── Excerpted records ──

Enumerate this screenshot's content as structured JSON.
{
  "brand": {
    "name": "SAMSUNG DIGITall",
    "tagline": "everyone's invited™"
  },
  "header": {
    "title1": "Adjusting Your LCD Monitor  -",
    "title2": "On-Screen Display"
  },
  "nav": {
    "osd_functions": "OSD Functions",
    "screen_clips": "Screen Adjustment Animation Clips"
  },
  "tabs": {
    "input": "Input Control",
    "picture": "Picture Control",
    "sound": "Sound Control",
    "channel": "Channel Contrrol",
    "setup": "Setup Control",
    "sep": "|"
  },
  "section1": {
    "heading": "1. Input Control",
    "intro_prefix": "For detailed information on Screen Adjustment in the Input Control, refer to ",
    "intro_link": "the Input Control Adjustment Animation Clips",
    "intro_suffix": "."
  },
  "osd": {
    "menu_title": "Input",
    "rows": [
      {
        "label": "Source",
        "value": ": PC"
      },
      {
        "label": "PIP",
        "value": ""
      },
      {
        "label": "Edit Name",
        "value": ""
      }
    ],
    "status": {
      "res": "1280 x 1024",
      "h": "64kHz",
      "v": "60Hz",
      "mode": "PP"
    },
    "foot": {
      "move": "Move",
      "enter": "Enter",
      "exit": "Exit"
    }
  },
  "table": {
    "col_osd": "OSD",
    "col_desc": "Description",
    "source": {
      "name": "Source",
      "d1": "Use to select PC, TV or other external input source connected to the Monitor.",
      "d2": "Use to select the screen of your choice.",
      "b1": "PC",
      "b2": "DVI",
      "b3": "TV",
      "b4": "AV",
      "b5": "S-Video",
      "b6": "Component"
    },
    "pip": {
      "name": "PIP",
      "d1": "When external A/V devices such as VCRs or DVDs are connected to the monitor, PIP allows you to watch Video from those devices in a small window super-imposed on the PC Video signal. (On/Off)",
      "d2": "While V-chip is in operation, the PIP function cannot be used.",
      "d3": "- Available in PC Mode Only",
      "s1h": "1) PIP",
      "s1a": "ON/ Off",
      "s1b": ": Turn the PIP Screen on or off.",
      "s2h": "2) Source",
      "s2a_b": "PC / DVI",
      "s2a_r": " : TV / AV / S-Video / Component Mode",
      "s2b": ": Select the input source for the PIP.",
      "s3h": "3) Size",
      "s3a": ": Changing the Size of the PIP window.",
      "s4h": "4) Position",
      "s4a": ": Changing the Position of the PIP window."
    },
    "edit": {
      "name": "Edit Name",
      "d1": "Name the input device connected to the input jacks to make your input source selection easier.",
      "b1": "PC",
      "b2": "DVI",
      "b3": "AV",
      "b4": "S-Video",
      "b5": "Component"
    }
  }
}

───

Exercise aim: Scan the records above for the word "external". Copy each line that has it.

Exercise response:
      "d1": "Use to select PC, TV or other external input source connected to the Monitor.",
      "d1": "When external A/V devices such as VCRs or DVDs are connected to the monitor, PIP allows you to watch Video from those devices in a small window super-imposed on the PC Video signal. (On/Off)",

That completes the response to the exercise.